Giraffes and tigers, oh my! Mississippi zoo welcomes new animals
Published 8:48 pm Saturday, October 14, 2023
A Mississippi zoo welcomed two new animals last week.
The Hattiesburg Zoo first announced a third Reticulated Giraffe known as Grace joined Sue Ellen and Alberta. Grace and Alberta (AKA Bertie) are half-sisters as the two share a father.
Grace is 2 ½ years old and has come to the Hattiesburg Zoo from the Audubon Species Survival Center. “Grace is of breeding age and the Audubon Species Survival Center chose to move her to our zoo rather than place her on birth control,” said Kristen Moore, Hattiesburg Zoo’s animal curator. “We are pleased they chose the Hattiesburg Zoo as the home for Grace.”
“Sue Ellen and Bertie have thrived here in our care, and we expect that Grace will be a good fit in regard to compatibility,” continued Moore.
“When considering adding Grace to our tower, we looked at several factors including space and facility resources,” said Jeremy Cumpton, director of Conservation, Education and Wildlife. “Both our giraffe barn and their outdoor yard far exceed the animal husbandry guidelines for space required, and we built our facilities with the goal of adding to our giraffe population.”
According to the guidelines, the Hattiesburg Zoo’s Giraffe yard would easily hold 10 giraffes. “While we don’t intend to grow to 10 giraffes, we do have space that allows for additional giraffes when it is appropriate,” said Moore.
“We are so very excited to bring a third giraffe to the Hattiesburg Zoo,” said Rick Taylor, executive director of the Hattiesburg Convention Commission which oversees and manages the operation of the Hattiesburg Zoo in cooperation with the City of Hattiesburg. “Our guests make the Giraffe yard one of their first stops during their visit, and I know this will add to their enthusiasm.”
Grace will be quarantined inside the giraffe barn for 30 days before joining Sue Ellen and Bertie in the yard. She should be in the outdoor exhibit near the middle of November for guests to see.
“We hope that Grace will also join Sue Ellen and Bertie for feedings with guests sometime next year,” said Cumpton. “It will take her some time to get comfortable with her surroundings and with people, but we are looking forward to watching as her personality develops.”
The zoo is also now home to a new tiger after losing a beloved tiger earlier this year.

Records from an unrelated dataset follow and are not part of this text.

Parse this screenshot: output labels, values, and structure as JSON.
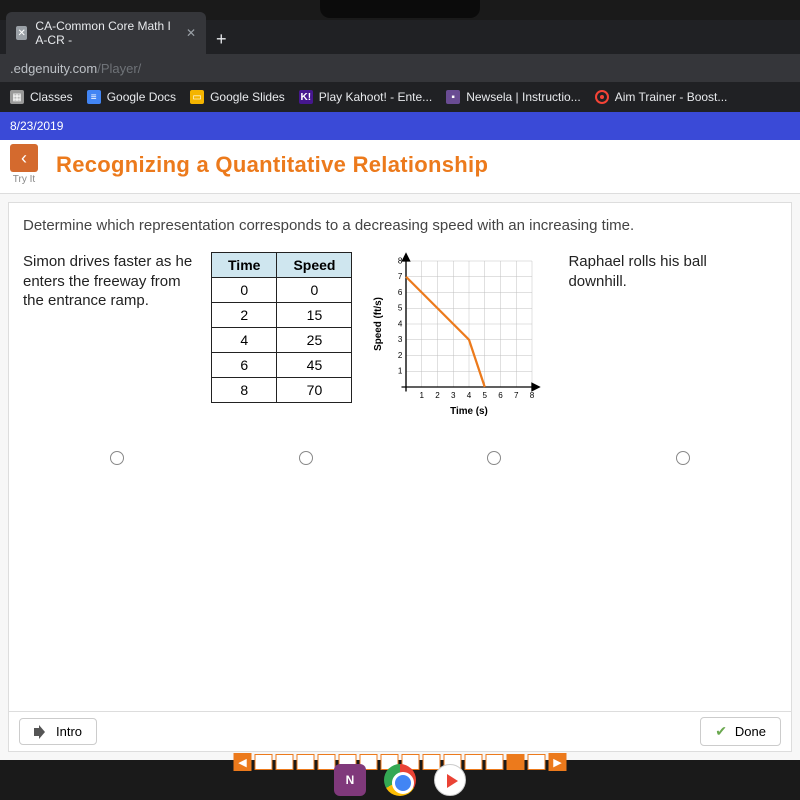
{
  "browser": {
    "tab_title": "CA-Common Core Math I A-CR -",
    "url_host": ".edgenuity.com",
    "url_path": "/Player/",
    "bookmarks": [
      {
        "label": "Classes"
      },
      {
        "label": "Google Docs"
      },
      {
        "label": "Google Slides"
      },
      {
        "label": "Play Kahoot! - Ente..."
      },
      {
        "label": "Newsela | Instructio..."
      },
      {
        "label": "Aim Trainer - Boost..."
      }
    ]
  },
  "header": {
    "date": "8/23/2019",
    "tryit": "Try It",
    "lesson_title": "Recognizing a Quantitative Relationship"
  },
  "question": "Determine which representation corresponds to a decreasing speed with an increasing time.",
  "scenario_left": "Simon drives faster as he enters the freeway from the entrance ramp.",
  "scenario_right": "Raphael rolls his ball downhill.",
  "table": {
    "cols": [
      "Time",
      "Speed"
    ],
    "rows": [
      [
        "0",
        "0"
      ],
      [
        "2",
        "15"
      ],
      [
        "4",
        "25"
      ],
      [
        "6",
        "45"
      ],
      [
        "8",
        "70"
      ]
    ]
  },
  "chart_data": {
    "type": "line",
    "title": "",
    "xlabel": "Time (s)",
    "ylabel": "Speed (ft/s)",
    "xlim": [
      0,
      8
    ],
    "ylim": [
      0,
      8
    ],
    "xticks": [
      1,
      2,
      3,
      4,
      5,
      6,
      7,
      8
    ],
    "yticks": [
      1,
      2,
      3,
      4,
      5,
      6,
      7,
      8
    ],
    "series": [
      {
        "name": "speed",
        "x": [
          0,
          4,
          5
        ],
        "y": [
          7,
          3,
          0
        ]
      }
    ]
  },
  "footer": {
    "intro": "Intro",
    "done": "Done"
  },
  "progress": {
    "count": 14,
    "current": 13
  }
}
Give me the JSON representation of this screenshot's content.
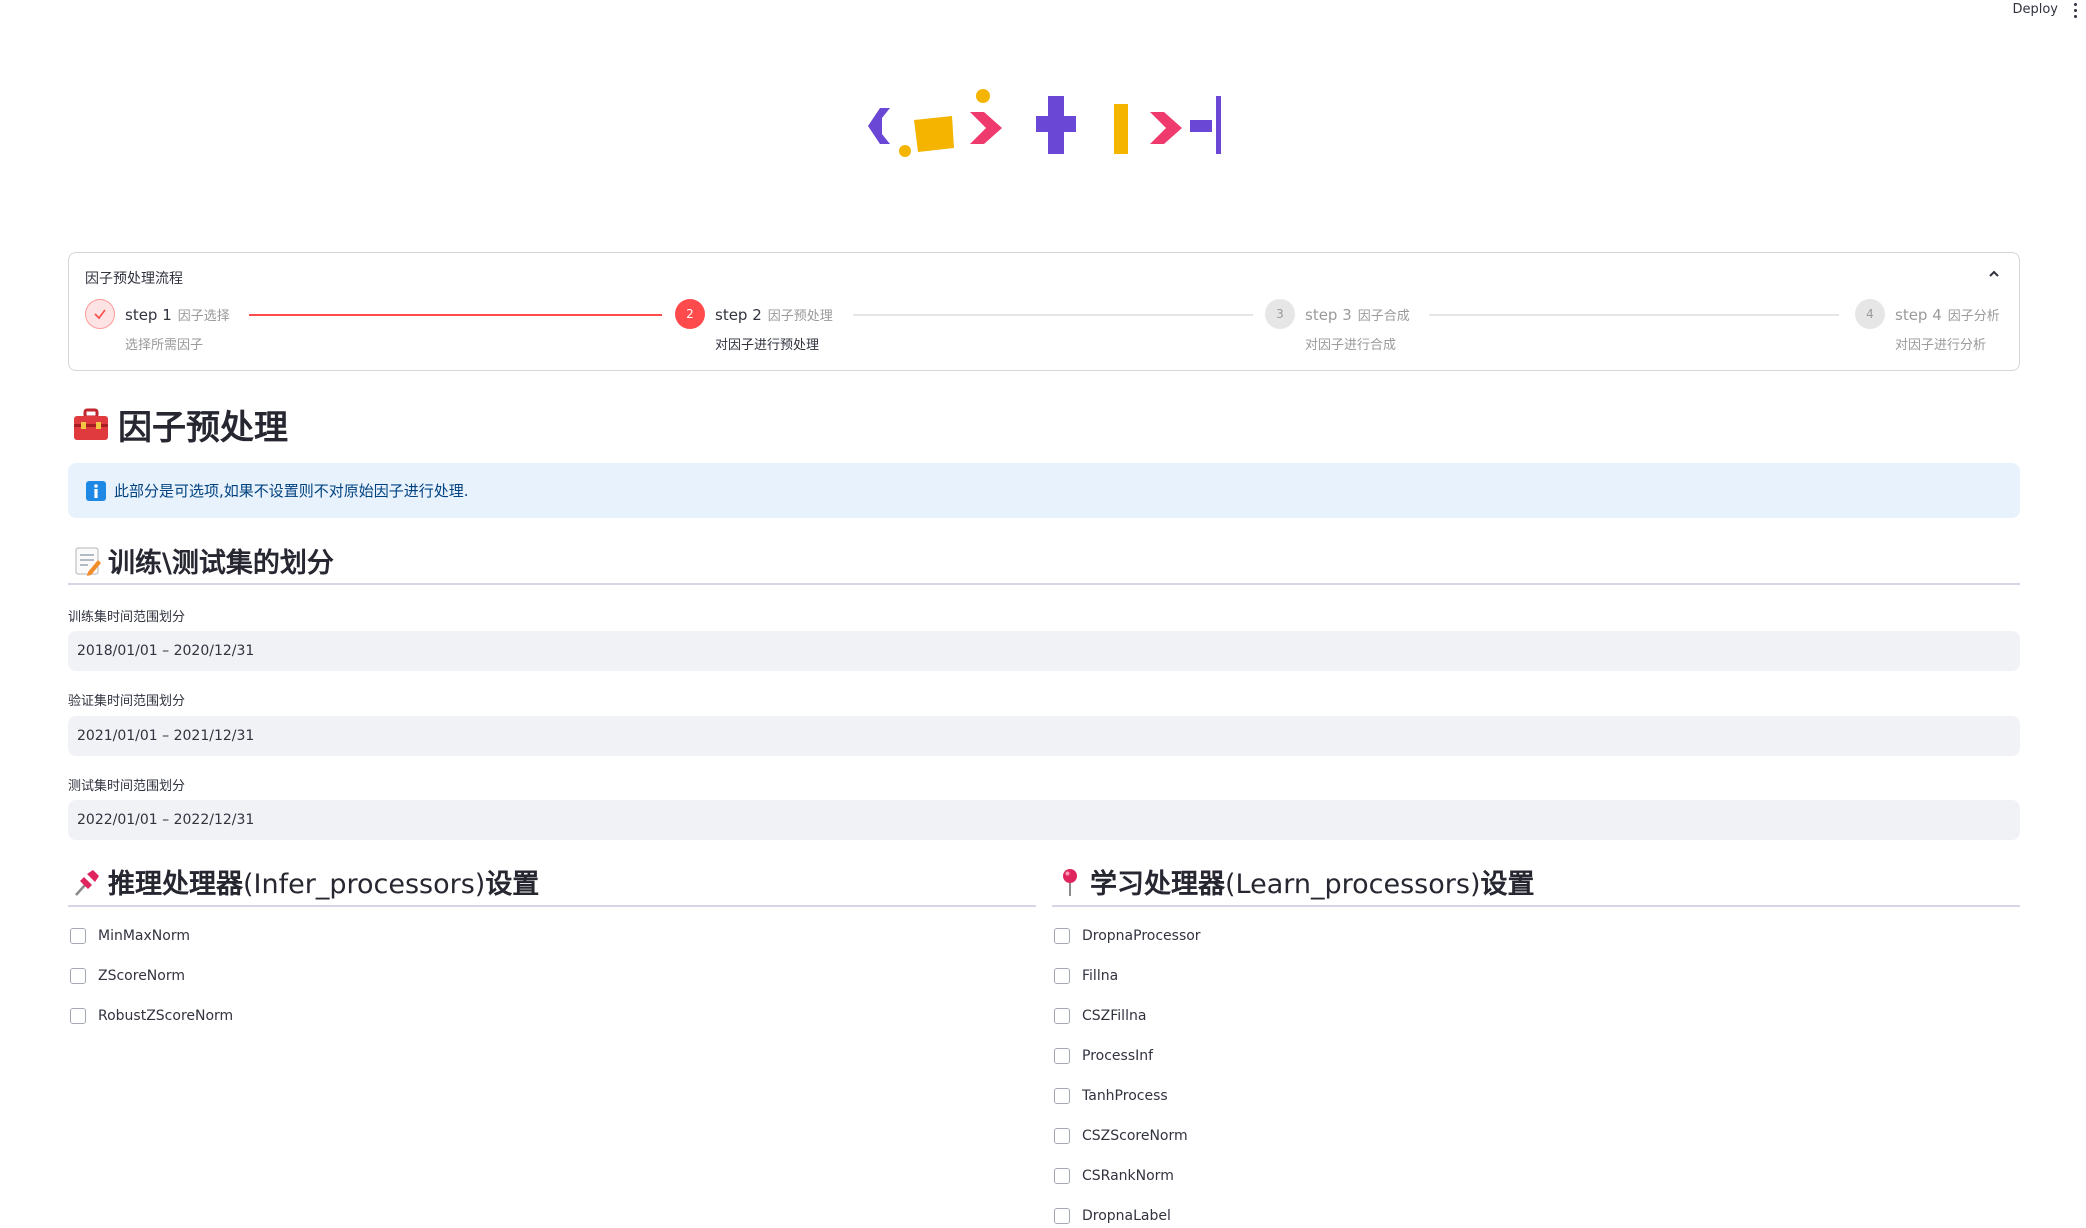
{
  "topbar": {
    "deploy_label": "Deploy"
  },
  "stepper": {
    "title": "因子预处理流程",
    "steps": [
      {
        "num": "",
        "title": "step 1",
        "sub": "因子选择",
        "desc": "选择所需因子",
        "state": "done"
      },
      {
        "num": "2",
        "title": "step 2",
        "sub": "因子预处理",
        "desc": "对因子进行预处理",
        "state": "active"
      },
      {
        "num": "3",
        "title": "step 3",
        "sub": "因子合成",
        "desc": "对因子进行合成",
        "state": "pending"
      },
      {
        "num": "4",
        "title": "step 4",
        "sub": "因子分析",
        "desc": "对因子进行分析",
        "state": "pending"
      }
    ]
  },
  "page": {
    "title": "因子预处理"
  },
  "info": {
    "text": "此部分是可选项,如果不设置则不对原始因子进行处理."
  },
  "split_section": {
    "heading": "训练\\测试集的划分",
    "fields": [
      {
        "label": "训练集时间范围划分",
        "value": "2018/01/01 – 2020/12/31"
      },
      {
        "label": "验证集时间范围划分",
        "value": "2021/01/01 – 2021/12/31"
      },
      {
        "label": "测试集时间范围划分",
        "value": "2022/01/01 – 2022/12/31"
      }
    ]
  },
  "infer_section": {
    "heading_a": "推理处理器",
    "heading_b": "(Infer_processors)",
    "heading_c": "设置",
    "options": [
      "MinMaxNorm",
      "ZScoreNorm",
      "RobustZScoreNorm"
    ]
  },
  "learn_section": {
    "heading_a": "学习处理器",
    "heading_b": "(Learn_processors)",
    "heading_c": "设置",
    "options": [
      "DropnaProcessor",
      "Fillna",
      "CSZFillna",
      "ProcessInf",
      "TanhProcess",
      "CSZScoreNorm",
      "CSRankNorm",
      "DropnaLabel"
    ]
  },
  "colors": {
    "primary": "#ff4b4b",
    "done_bg": "#fde3e3",
    "pending_bg": "#e6e6e6",
    "info_bg": "#e8f2fc",
    "input_bg": "#f0f2f6"
  }
}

Bunga is the first Malayan tiger to reside at the Hattiesburg Zoo. Kipling, who died from age-related health issues in May of this year, was a Sumatran tiger. Sumatran tigers are the smallest of the tiger species with a dark orange coat while the Malayan tiger is bigger with a lighter orange coat.
“With Malayan tigers being critically endangered, we hope our guests will understand the importance of the preservation and growth of this species to our planet,” said Cumpton.

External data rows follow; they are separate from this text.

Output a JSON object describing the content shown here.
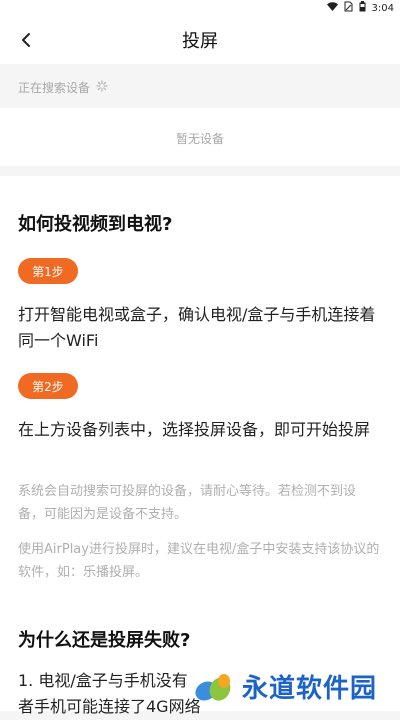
{
  "status_bar": {
    "time": "3:04",
    "icons": [
      "wifi-icon",
      "sim-icon",
      "battery-icon"
    ]
  },
  "header": {
    "title": "投屏",
    "back_icon": "chevron-left-icon"
  },
  "search": {
    "label": "正在搜索设备",
    "spinner_icon": "loading-icon"
  },
  "device_list": {
    "empty_text": "暂无设备"
  },
  "help": {
    "heading": "如何投视频到电视?",
    "steps": [
      {
        "badge": "第1步",
        "text": "打开智能电视或盒子，确认电视/盒子与手机连接着同一个WiFi"
      },
      {
        "badge": "第2步",
        "text": "在上方设备列表中，选择投屏设备，即可开始投屏"
      }
    ],
    "notes": [
      "系统会自动搜索可投屏的设备，请耐心等待。若检测不到设备，可能因为是设备不支持。",
      "使用AirPlay进行投屏时，建议在电视/盒子中安装支持该协议的软件，如：乐播投屏。"
    ]
  },
  "failure": {
    "heading": "为什么还是投屏失败?",
    "item1_line1": "1. 电视/盒子与手机没有",
    "item1_line2": "者手机可能连接了4G网络"
  },
  "watermark": {
    "text": "永道软件园"
  },
  "colors": {
    "accent": "#f16a24",
    "watermark_blue": "#1b63c7"
  }
}
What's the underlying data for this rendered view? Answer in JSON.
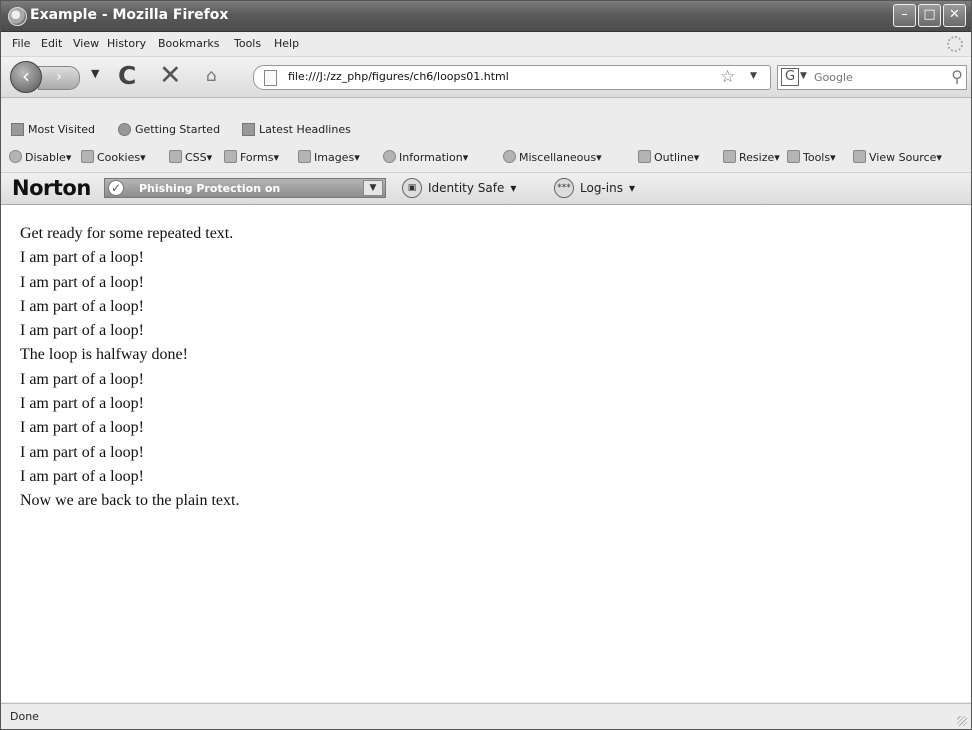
{
  "window": {
    "title": "Example - Mozilla Firefox",
    "controls": {
      "minimize": "–",
      "maximize": "□",
      "close": "✕"
    }
  },
  "menu": [
    "File",
    "Edit",
    "View",
    "History",
    "Bookmarks",
    "Tools",
    "Help"
  ],
  "nav": {
    "url": "file:///J:/zz_php/figures/ch6/loops01.html",
    "search_placeholder": "Google"
  },
  "bookmarks": [
    "Most Visited",
    "Getting Started",
    "Latest Headlines"
  ],
  "webdev": [
    "Disable",
    "Cookies",
    "CSS",
    "Forms",
    "Images",
    "Information",
    "Miscellaneous",
    "Outline",
    "Resize",
    "Tools",
    "View Source"
  ],
  "norton": {
    "brand": "Norton",
    "phishing_label": "Phishing Protection on",
    "identity_safe": "Identity Safe",
    "logins": "Log-ins",
    "logins_icon_text": "***"
  },
  "content_lines": [
    "Get ready for some repeated text.",
    "I am part of a loop!",
    "I am part of a loop!",
    "I am part of a loop!",
    "I am part of a loop!",
    "The loop is halfway done!",
    "I am part of a loop!",
    "I am part of a loop!",
    "I am part of a loop!",
    "I am part of a loop!",
    "I am part of a loop!",
    "Now we are back to the plain text."
  ],
  "status": "Done"
}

Because of the loss of natural forest and the poaching of the Malayan tiger the population has dwindled.
Upon his arrival at the Hattiesburg Zoo, Bunga was introduced to his holding area to become familiar with his animal care team.
Bunga, pronounced (Boon-ya), which means Big Boy, as he was the largest cub born in his litter. Bunga is 12 years old and comes to the Hattiesburg Zoo from the ABQ Biopark Zoo in Albuquerque, N.M. Malayan tigers are native to the Peninsular Malaysia and are a critically endangered species.
“While Malayan tigers typically live to be 18 to 22 years of age in a zoo environment, we recognize the fact that Bunga is an older tiger,” said Moore. “We are happy to be a ‘retigerment home’ for Bunga and know that he will be well cared for by our staff and much loved by our guests who will learn more about the habits and characteristics of Malayan tigers from him.”
Bunga is settling in at the Hattiesburg Zoo! He is adjusting to his new care staff and his new habitat.
It will likely be next week before Bunga is outside where guests can see him.